- The debate over abortion remains strong in Canada, reflecting varying degrees of conservatism between provinces. 'Pro-life' movements are strongest in Ontario and British Columbia, where governments have been publicly supportive of abortion rights and have worked to improve access. Other provinces do not publicize abortion services; access may be limited but there is less debate.
- The Catholic Health Ethics Guide forbids abortion and is applied in many Catholic hospitals and clinics in Canada. It distinguishes between direct and indirect abortion: "A direct abortion is a procedure whose deliberate purpose is to terminate the life of an embryo or a fetus. An indirect abortion is a procedure necessary to save the life of the mother in which the death of the fetus is an inevitable result, e.g. the treatment of an ectopic pregnancy".
- The Canada Health Act requires provincial governments to provide 'medically necessary services' and from 1995 to 2005, the Federal Liberal Party presented abortion as being medically necessary. However, the provision of services in provinces is also influenced by local political considerations, which may trump federal pressures.(For more, see Palley HA. Canadian abortion policy: national policy and the impact of federalism and political implementation on access to services.

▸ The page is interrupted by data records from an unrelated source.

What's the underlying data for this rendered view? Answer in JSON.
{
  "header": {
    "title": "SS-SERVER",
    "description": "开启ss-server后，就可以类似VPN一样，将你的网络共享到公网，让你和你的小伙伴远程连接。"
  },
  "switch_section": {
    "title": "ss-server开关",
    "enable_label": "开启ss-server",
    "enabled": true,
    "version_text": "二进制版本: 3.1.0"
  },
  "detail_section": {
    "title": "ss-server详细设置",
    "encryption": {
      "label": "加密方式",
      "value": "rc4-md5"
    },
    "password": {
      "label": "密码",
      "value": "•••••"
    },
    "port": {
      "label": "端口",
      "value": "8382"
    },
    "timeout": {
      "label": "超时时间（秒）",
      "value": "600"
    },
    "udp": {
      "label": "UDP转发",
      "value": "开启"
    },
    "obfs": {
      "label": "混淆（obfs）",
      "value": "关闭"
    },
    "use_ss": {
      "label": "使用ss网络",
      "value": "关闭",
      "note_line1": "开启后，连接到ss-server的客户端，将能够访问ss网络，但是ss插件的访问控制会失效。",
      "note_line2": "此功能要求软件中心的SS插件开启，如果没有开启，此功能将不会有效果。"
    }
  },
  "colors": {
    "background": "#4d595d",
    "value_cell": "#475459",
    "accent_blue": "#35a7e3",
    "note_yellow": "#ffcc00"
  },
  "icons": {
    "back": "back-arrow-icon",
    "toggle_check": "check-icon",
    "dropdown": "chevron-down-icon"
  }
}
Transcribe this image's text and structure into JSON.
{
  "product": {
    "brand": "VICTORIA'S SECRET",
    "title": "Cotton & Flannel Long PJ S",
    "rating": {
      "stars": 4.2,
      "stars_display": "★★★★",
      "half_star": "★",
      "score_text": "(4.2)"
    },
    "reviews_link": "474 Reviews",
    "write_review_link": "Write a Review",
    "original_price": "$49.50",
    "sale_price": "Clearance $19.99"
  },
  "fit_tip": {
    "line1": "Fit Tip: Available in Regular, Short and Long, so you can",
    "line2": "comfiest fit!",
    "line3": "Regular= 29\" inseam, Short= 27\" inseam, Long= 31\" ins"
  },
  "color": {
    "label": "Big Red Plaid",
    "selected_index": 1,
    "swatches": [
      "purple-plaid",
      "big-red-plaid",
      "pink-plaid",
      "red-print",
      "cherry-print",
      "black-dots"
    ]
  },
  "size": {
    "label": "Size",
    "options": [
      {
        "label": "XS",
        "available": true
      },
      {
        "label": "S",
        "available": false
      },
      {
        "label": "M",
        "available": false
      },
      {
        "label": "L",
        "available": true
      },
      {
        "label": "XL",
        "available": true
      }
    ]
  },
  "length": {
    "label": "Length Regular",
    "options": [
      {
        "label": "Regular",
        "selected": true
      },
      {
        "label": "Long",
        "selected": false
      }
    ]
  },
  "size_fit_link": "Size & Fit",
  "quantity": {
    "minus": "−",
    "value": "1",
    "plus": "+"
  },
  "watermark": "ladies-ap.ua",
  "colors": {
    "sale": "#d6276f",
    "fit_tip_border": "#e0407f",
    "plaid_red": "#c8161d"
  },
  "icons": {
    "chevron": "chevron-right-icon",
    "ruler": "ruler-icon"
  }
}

The Journal of Federalism 2006; 36(4): 565-586. This is available on the web).
- As a physician in Canada, your current legal obligation holds that you need not perform an abortion, but may not stand in the way of, or fail to provide adequate referrals and information to your patient regarding abortion.
- The 2004 CMA Code of Ethics does not mention abortion, but does outline your responsibilities, such as paragraph 12: "Inform your patient when your personal values would influence the recommendation or practice of any medical procedure that the patient needs or wants."
- CMA Policy. In 1988 the CMA drafted a policy on protecting doctors’ rights not to perform abortions. The policy also permits doctors to decline to refer patients to abortion providers, with the exception of an emergency situation. The national Abortion Federation argues that this policy impeded women’s access to abortion services, and so has appealed to the CMA.
- The College of Physicians and Surgeons of Ontario produced a code in September, 2008, which states that a physician must disclose his or her opinion on abortion and must refer a patient if he or she cannot give balanced advice. "Personal Beliefs and Medical Practice" was developed in response to an increasing number of enquiries about doctors’ and patients’ personal, religious and moral beliefs. The guidance explores how doctors should deal with a range of dilemmas including abortion, the wearing of face-veils and male circumcision. The guidance recognizes that all doctors have personal beliefs which may affect their day-to-day practice. It clarifies the distinction between conscientious objection to a particular procedure and discrimination against a patient or group of patients. While the GMC paper acknowledges that personal beliefs, values, and cultural and religious practises are just as central to the lives of doctors as they are to patients, it does acknowledge that doctors have to make the care of their patients their first concern." (See pages 9-12 in the CPSO Dialogue magazine from 2008. You can also search for "personal beliefs and medical practice" on the CPSO site)
- Meanwhile, Canadian Physicians for Life also asked the CMA to amend its policy to strengthen a physician’s right to conscientious objection, noting that many physicians (incorrectly) believe that they have a duty to refer a woman who is requesting an abortion. Morgentaler himself argues that doctors should not be forced to do abortions: “doctors should not be obliged to do things which they don’t approve of themselves, and (...) A doctor who doesn’t believe in it is more likely not to do a good job.”
Links: The Abortion Rights Coalition (derived from the previous Canadian Abortion Rights Action League) has a small information web site.
Historical Notes on Abortion
Pro-Choice Action Network in Canada
Canadians for Choice